Mexican authorities formally launched on Sunday the process to extradite drug lord Joaquin "El Chapo" Guzman to the United States, two days after he was recaptured.
The attorney general's office said in a statement that Interpol Mexico agents went to Guzman's prison near Mexico City to execute two arrest warrants, launching the proceedings.
Judges will now have to issue a ruling and hand it over to the foreign ministry, which has to give the green light to any extradition.
"It must be noted that the defendant has the possibility of seeking an injunction against the decisions issued by the foreign ministry," the statement said.
The extradition bid marks a reversal from President Enrique Pena Nieto's refusal to send Guzman across the border prior to his July escape from a maximum-security prison.
Mexico received two US extradition requests last year on a slew of charges, including drug trafficking and homicide. Guzman is wanted in a half-dozen US states.
His attorney has vowed to challenge the extradition.

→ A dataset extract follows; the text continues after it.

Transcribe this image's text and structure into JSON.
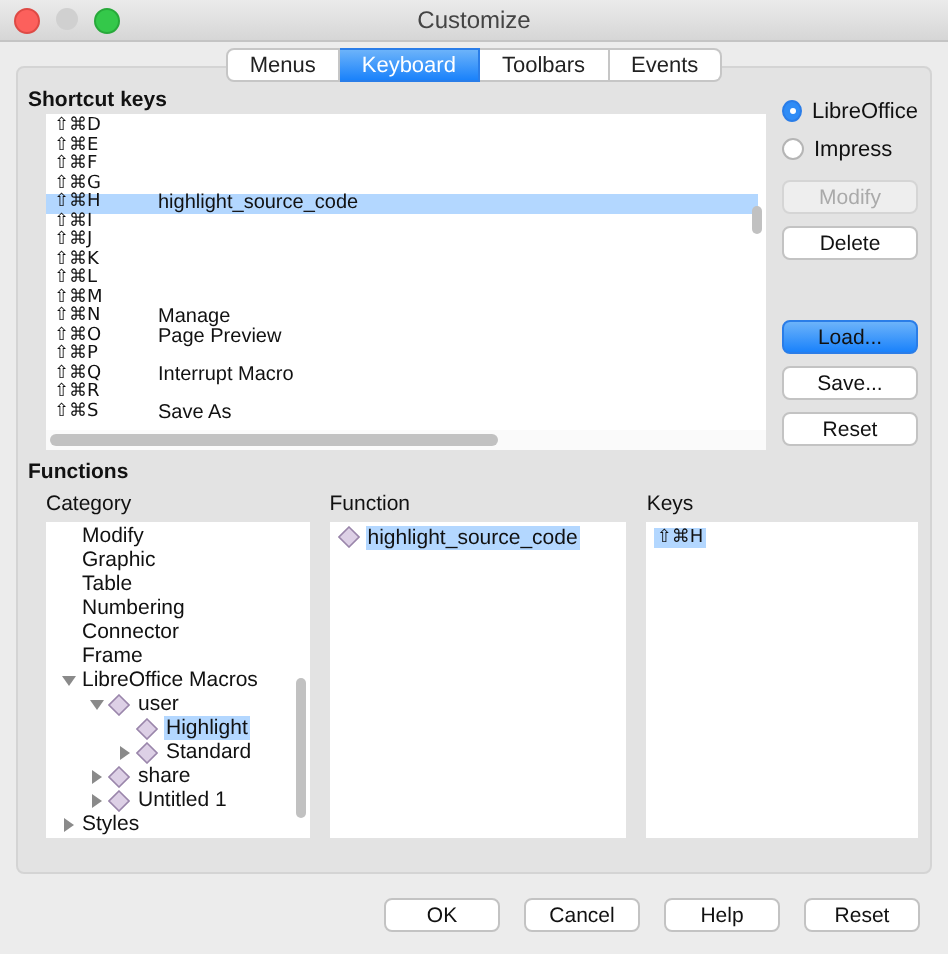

The world's most wanted drug baron was arrested in a military raid early Friday that left five suspects dead in Los Mochis, a coastal city in his native northwestern state of Sinaloa.